Anne Arundel County Police Chief Amal Awad added that there is body camera footage that will not be released.

Jones had just completed his freshman year in the Biomedical Allied Health Program at Glen Burnie High School. Awad described him as a young man with a bright future loved by his community.

“He was a magnet student and was an accomplished violinist. And quite frankly, I can't think of any more beautiful instrument to play than the violin. It speaks volumes to this young man's commitment and care,” she said. “His friends have also spoken to his character as someone who would not hesitate to help others.”

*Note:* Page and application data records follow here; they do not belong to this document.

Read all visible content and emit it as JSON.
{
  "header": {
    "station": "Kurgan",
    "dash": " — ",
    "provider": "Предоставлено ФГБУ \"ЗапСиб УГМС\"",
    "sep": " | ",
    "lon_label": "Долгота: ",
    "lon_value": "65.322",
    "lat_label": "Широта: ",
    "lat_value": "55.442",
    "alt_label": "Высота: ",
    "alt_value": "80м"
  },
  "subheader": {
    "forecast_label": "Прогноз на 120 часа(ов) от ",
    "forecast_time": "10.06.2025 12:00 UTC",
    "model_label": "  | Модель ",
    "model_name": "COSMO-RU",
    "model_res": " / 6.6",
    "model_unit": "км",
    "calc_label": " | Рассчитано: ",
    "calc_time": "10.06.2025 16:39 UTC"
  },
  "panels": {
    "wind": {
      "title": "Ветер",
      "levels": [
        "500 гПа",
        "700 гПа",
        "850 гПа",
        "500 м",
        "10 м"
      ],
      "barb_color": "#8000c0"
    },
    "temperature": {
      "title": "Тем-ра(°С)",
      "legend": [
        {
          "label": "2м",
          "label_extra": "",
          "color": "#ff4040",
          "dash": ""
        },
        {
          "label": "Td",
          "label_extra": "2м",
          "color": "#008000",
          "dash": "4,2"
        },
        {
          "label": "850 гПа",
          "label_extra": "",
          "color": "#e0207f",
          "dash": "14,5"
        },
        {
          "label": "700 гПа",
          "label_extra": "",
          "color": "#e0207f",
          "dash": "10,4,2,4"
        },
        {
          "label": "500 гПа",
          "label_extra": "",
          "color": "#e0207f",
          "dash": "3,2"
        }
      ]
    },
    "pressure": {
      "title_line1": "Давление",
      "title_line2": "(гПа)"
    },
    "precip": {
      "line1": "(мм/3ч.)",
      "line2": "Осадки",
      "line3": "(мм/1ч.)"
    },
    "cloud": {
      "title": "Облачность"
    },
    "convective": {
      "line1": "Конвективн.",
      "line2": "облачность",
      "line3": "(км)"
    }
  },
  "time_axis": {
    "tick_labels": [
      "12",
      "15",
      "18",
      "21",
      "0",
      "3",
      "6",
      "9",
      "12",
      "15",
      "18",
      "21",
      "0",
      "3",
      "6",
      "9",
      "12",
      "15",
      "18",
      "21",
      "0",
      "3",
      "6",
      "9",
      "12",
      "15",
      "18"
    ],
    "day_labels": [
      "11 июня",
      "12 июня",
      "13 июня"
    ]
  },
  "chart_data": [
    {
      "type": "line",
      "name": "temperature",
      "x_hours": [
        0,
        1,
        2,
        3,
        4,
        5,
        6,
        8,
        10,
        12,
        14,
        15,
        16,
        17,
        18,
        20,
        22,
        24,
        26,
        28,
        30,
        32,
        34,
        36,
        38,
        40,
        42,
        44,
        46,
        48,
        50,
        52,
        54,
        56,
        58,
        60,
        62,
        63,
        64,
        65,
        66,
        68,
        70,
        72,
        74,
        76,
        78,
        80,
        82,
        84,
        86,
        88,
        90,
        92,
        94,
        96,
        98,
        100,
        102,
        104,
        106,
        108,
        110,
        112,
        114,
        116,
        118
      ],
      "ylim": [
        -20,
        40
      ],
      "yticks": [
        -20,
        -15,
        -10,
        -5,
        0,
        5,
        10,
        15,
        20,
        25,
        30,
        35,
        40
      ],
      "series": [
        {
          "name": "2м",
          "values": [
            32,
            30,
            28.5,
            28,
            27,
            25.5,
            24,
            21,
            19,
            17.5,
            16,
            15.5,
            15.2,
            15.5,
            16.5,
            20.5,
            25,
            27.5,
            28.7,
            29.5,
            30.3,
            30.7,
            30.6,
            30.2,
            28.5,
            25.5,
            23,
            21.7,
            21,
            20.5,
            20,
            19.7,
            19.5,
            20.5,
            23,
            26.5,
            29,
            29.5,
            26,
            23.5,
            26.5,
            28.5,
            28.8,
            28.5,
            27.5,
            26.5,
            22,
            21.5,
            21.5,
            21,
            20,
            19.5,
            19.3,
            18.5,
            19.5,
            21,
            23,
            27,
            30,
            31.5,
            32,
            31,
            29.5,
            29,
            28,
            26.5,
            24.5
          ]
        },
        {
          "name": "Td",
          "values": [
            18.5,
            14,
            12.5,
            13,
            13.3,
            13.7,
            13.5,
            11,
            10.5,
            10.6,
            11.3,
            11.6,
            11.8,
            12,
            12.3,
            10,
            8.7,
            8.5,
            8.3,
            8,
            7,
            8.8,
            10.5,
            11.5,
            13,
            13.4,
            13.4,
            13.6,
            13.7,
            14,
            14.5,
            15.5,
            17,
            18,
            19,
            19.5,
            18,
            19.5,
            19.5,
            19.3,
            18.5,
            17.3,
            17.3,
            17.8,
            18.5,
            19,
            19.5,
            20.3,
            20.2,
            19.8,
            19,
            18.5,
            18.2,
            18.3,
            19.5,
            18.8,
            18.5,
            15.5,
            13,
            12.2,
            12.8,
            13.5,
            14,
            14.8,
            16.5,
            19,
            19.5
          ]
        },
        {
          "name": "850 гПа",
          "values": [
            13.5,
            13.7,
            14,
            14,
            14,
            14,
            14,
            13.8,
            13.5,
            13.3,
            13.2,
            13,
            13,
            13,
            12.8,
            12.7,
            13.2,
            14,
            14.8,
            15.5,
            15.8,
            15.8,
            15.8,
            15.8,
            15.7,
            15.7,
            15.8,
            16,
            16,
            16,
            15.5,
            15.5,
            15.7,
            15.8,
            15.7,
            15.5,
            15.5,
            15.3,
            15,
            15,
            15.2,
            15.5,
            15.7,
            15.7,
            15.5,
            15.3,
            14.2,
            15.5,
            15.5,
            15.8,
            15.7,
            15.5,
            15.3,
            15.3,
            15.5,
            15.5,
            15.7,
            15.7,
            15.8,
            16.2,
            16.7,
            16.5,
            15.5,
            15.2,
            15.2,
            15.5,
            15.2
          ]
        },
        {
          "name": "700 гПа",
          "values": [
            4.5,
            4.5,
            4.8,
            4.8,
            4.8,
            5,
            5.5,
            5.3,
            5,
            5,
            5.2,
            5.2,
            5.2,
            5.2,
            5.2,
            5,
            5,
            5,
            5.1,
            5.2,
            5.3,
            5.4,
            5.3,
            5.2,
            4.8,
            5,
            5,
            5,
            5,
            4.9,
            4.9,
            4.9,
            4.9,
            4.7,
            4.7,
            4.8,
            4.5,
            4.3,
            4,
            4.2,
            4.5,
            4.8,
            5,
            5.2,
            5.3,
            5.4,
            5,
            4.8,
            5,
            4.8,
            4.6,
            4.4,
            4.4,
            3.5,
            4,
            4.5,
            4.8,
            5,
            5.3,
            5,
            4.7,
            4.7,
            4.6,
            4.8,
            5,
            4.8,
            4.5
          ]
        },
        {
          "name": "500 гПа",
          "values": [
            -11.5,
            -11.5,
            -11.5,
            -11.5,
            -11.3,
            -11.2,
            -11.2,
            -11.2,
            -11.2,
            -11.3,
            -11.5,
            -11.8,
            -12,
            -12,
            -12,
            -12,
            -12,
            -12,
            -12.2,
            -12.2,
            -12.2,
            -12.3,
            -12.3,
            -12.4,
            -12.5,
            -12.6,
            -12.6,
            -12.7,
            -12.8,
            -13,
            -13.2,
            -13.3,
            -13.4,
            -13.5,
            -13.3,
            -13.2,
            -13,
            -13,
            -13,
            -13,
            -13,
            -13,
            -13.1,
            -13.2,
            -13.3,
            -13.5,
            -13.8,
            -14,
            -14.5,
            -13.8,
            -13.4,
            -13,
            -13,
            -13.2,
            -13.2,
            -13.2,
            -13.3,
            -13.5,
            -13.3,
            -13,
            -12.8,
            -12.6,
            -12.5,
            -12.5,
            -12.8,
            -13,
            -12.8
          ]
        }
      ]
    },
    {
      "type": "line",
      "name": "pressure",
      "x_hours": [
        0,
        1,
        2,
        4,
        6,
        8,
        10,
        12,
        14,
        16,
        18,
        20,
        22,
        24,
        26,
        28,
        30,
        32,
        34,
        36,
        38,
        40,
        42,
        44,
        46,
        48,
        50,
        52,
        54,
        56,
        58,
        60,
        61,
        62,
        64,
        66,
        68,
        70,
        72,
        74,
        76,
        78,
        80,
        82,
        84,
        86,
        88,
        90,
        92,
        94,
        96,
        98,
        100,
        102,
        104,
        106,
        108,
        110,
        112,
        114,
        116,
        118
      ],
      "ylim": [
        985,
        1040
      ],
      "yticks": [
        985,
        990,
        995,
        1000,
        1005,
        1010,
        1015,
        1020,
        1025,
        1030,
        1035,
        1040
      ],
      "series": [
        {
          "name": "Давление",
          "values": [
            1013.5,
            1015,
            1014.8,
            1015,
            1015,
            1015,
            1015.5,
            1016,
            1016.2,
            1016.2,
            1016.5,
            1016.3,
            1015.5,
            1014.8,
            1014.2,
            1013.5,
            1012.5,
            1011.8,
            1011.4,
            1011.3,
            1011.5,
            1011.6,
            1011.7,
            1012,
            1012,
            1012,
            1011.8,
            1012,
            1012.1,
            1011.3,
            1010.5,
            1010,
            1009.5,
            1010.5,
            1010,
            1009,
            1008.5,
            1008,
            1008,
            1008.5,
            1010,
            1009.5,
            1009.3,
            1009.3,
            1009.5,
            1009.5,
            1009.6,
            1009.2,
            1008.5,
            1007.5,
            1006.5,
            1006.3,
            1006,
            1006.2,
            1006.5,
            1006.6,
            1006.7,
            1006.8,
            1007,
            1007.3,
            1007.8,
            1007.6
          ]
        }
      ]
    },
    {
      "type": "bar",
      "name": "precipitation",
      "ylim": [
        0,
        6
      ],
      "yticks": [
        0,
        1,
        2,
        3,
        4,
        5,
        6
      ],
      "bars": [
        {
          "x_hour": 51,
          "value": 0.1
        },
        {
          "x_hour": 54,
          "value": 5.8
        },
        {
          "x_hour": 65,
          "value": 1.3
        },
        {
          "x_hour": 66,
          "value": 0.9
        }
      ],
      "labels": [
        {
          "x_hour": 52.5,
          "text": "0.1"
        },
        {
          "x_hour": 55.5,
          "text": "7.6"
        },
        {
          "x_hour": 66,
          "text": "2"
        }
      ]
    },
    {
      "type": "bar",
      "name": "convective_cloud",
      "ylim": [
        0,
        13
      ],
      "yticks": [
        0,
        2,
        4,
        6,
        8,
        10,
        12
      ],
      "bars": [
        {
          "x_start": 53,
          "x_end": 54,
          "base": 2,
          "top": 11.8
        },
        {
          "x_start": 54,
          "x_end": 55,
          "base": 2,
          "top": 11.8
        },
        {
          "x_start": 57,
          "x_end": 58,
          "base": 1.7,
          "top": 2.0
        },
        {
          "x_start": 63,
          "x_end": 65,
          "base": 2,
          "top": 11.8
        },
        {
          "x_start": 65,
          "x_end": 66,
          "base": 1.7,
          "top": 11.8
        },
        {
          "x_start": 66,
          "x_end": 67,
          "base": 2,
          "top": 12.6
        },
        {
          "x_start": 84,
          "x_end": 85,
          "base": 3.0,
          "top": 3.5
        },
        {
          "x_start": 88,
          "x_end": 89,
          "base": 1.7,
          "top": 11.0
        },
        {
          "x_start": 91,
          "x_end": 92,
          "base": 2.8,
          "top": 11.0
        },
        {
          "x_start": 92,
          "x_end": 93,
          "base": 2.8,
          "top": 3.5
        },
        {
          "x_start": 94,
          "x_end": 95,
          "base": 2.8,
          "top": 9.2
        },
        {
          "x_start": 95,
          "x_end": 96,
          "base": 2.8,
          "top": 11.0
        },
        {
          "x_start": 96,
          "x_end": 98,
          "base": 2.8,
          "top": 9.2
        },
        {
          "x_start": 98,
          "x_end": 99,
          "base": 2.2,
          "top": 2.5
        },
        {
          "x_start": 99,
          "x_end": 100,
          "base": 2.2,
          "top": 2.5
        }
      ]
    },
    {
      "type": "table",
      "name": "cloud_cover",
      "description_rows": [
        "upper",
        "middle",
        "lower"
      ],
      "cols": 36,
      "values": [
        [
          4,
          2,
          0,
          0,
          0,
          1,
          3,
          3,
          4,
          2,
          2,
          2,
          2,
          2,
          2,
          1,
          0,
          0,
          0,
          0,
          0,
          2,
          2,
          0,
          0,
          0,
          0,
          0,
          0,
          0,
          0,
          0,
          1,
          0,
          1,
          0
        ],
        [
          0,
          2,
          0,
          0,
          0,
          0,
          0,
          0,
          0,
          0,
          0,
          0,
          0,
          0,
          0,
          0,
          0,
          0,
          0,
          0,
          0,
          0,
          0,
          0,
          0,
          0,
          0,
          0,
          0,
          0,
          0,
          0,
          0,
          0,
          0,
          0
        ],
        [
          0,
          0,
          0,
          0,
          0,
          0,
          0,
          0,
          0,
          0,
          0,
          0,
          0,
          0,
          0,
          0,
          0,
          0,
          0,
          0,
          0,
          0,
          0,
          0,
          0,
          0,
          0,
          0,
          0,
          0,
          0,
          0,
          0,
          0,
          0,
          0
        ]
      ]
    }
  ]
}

Jones’ death came after two months of domestic violence reports from Banks’ wife. She had applied for two protective orders against her husband, citing emotional abuse and fear for herself and her children, Jones and two other sons. District Court Judge Ronald Alan Karasic denied her first request on June 28. The second, first reported by the Baltimore Sun, was obtained the afternoon of Jones’ death; his mother called police to check on him on July 6.

AAPD officers arrived at Banks’ homeafter the call. According to charging documents, Banks told police that Jones was not home.

“They could tell something was awry, was amiss. Things just weren't adding up,” Awad said.

Officers eventually discovered Jones’ body in a crawlspace. Prosecutors say that Banks admitted to hiding his stepson’s body but insisted that he did not know the cause of death.

“Mr. Banks could not provide a reasonable explanation for hiding the victim's body,” charging documents say.

Banks then allegedly fought with responders and tried to disarm an officer. That night, he was charged with first and second degree assault, reckless endangerment, disarming a law enforcement officer, resisting arrest and failing to obey lawful order.

“I can't go into the specifics, but I can say with confidence he was very deceptive throughout the engagement,” Awad said.

Banks is a three-year veteran of the city police department. Commissioner Michael Harrison has said he was suspended prior to his arrest last week but has not specified why.

Emily Sullivan is a city hall reporter at WYPR, where she covers all things Baltimore politics. She joined WYPR after reporting for NPR’s national airwaves. There, she was a reporter for NPR’s news desk, business desk and presidential conflicts of interest team. Sullivan won a national Edward R. Murrow Award for an investigation into a Trump golf course's finances alongside members of the Embedded team. She has also won awards from the Chesapeake Associated Press Broadcasters Association for her use of sound and feature stories. She has provided news analysis on 1A, The Takeaway, Here & Now and All Things Considered.